**Required action**
Scan the entries below for the string "JSON" and copy every line where it turns up.

[Data records for software interfaces]
───

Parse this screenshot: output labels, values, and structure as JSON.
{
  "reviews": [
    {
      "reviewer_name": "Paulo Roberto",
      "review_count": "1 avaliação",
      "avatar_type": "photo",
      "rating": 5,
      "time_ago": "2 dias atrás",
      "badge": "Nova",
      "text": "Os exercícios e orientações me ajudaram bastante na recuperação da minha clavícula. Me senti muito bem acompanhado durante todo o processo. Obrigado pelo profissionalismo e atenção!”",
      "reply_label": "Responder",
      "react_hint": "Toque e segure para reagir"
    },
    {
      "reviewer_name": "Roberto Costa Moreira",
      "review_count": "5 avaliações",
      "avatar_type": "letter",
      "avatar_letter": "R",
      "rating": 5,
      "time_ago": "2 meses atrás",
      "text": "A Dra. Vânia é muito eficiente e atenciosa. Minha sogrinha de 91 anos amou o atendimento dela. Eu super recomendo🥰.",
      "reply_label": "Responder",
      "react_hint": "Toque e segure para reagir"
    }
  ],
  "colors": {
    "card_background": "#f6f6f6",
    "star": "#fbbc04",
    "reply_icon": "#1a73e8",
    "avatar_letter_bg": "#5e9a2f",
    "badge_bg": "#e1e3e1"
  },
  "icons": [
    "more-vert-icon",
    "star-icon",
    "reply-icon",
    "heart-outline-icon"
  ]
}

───

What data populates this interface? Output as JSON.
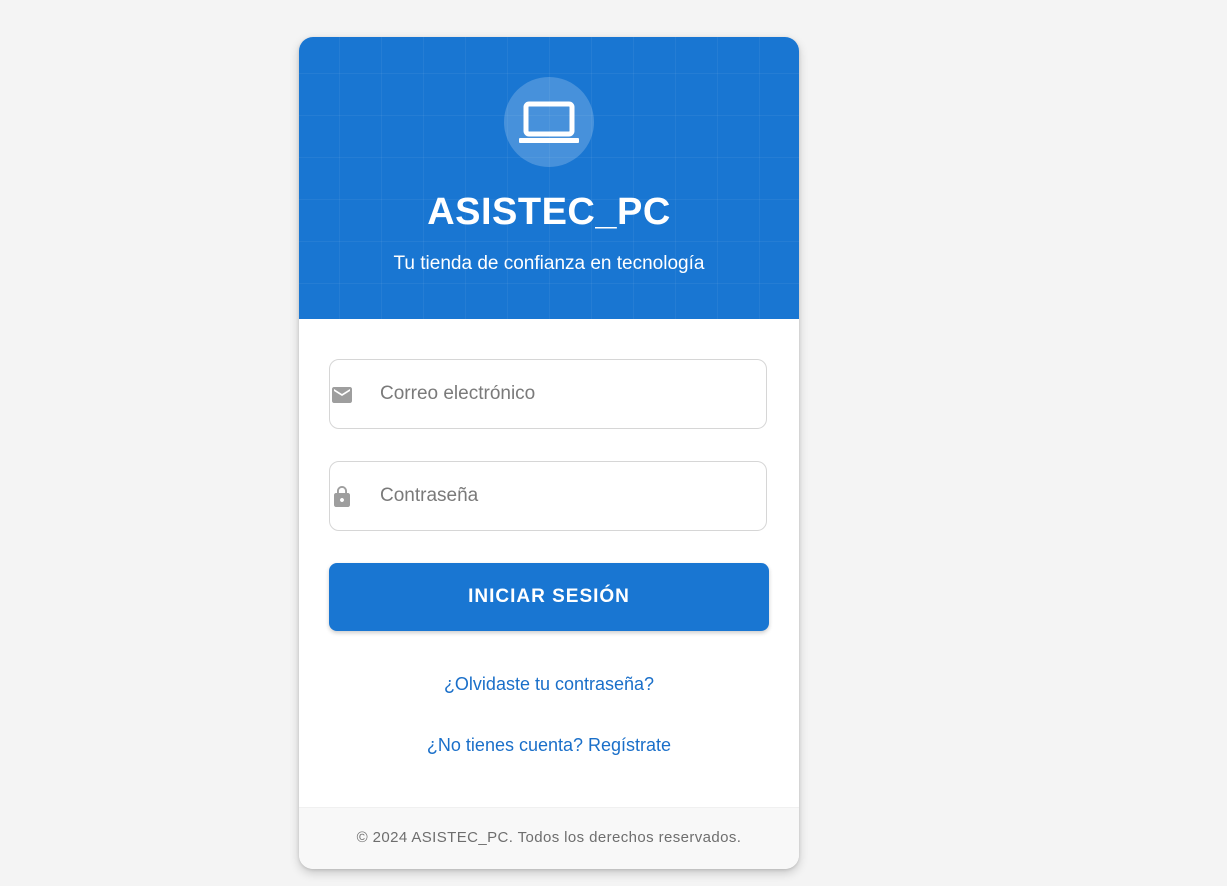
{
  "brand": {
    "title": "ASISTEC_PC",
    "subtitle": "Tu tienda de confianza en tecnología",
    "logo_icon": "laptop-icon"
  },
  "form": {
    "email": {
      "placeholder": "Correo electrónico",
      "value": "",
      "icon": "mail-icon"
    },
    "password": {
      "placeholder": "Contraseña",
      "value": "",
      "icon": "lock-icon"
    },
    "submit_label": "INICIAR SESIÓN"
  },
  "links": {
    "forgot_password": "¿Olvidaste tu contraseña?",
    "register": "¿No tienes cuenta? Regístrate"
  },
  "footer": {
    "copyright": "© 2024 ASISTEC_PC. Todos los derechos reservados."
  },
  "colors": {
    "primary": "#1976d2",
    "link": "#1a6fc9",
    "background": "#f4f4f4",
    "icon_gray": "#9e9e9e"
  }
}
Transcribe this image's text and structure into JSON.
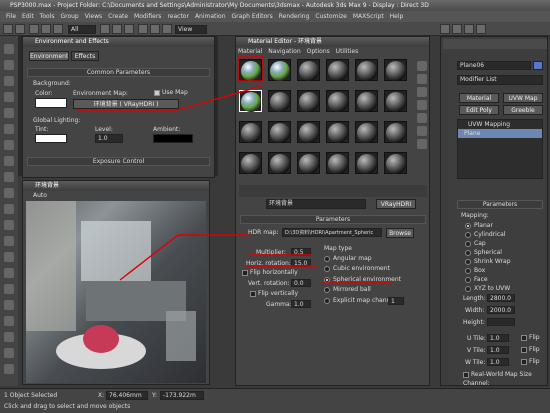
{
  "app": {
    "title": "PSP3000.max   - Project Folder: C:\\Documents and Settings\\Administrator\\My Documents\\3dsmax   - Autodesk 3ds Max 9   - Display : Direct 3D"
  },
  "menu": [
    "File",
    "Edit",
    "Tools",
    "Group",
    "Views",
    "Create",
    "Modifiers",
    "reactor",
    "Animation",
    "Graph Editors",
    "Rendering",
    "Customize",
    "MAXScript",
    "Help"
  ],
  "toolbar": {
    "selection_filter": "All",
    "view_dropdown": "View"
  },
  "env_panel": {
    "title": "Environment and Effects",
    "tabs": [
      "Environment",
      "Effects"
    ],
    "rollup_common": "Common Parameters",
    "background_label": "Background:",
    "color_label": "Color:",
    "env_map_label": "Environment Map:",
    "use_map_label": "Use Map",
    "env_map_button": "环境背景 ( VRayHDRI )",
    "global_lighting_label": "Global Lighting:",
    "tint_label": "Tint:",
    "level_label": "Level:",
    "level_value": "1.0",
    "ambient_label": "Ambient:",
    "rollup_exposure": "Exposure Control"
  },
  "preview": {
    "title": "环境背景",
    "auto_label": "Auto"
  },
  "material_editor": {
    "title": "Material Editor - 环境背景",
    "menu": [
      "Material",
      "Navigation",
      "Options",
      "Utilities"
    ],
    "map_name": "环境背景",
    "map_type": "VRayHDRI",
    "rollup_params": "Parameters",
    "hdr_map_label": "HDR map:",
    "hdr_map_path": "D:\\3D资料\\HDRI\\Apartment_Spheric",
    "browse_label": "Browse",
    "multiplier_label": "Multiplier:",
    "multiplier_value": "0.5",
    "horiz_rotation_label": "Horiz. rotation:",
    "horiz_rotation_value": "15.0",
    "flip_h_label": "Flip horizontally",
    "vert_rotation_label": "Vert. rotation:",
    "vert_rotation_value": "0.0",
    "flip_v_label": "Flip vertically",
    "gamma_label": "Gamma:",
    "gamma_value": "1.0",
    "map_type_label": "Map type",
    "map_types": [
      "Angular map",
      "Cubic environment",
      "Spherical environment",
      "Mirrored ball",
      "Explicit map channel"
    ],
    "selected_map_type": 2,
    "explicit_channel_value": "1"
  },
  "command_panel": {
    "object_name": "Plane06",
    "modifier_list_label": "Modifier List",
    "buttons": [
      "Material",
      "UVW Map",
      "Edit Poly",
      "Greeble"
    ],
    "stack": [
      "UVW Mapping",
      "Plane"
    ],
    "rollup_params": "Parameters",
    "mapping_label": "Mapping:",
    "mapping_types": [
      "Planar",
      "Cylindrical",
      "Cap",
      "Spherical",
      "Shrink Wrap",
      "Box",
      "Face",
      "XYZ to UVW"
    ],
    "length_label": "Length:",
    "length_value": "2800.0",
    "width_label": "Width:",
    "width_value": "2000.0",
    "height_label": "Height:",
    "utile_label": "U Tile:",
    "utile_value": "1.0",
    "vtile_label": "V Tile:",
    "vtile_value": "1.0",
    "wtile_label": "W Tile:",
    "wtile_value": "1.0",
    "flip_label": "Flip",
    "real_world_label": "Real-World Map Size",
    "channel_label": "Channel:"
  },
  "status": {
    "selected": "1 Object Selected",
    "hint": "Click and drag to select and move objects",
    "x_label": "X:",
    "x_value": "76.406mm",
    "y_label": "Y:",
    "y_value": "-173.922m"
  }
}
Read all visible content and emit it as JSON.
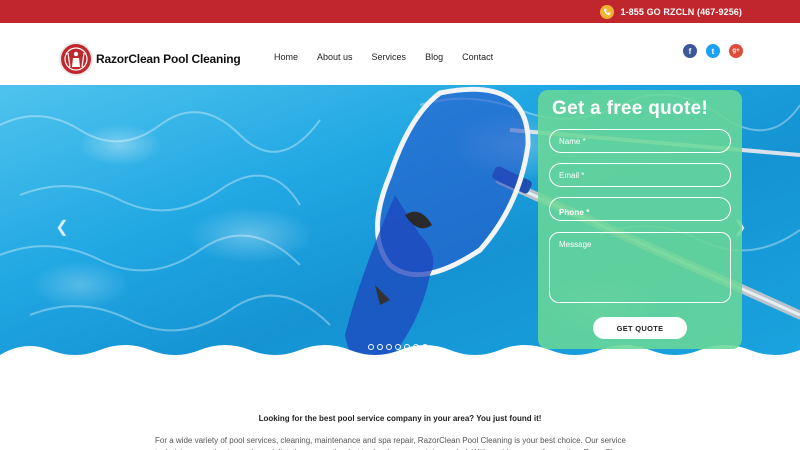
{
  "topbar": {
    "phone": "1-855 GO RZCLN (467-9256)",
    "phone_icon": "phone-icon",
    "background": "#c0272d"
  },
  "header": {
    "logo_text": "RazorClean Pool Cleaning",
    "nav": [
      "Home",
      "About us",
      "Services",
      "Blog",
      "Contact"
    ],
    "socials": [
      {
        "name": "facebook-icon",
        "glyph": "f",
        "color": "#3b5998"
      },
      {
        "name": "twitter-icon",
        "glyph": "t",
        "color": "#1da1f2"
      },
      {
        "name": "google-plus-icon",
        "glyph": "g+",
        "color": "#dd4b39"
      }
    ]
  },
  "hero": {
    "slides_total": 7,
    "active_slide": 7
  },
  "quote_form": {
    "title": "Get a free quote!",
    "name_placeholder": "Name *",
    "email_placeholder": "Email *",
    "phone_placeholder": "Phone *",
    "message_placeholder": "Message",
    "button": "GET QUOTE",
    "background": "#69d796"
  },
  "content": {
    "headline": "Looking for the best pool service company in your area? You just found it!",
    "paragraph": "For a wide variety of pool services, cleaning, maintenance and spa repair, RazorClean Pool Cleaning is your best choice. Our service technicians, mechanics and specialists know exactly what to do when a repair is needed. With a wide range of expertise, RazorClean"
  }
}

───

**Response to this task**
Parse this screenshot: output labels, values, and structure as JSON.
What data populates this interface? Output as JSON.
Transcribe this image's text and structure into JSON.
Read all visible content and emit it as JSON.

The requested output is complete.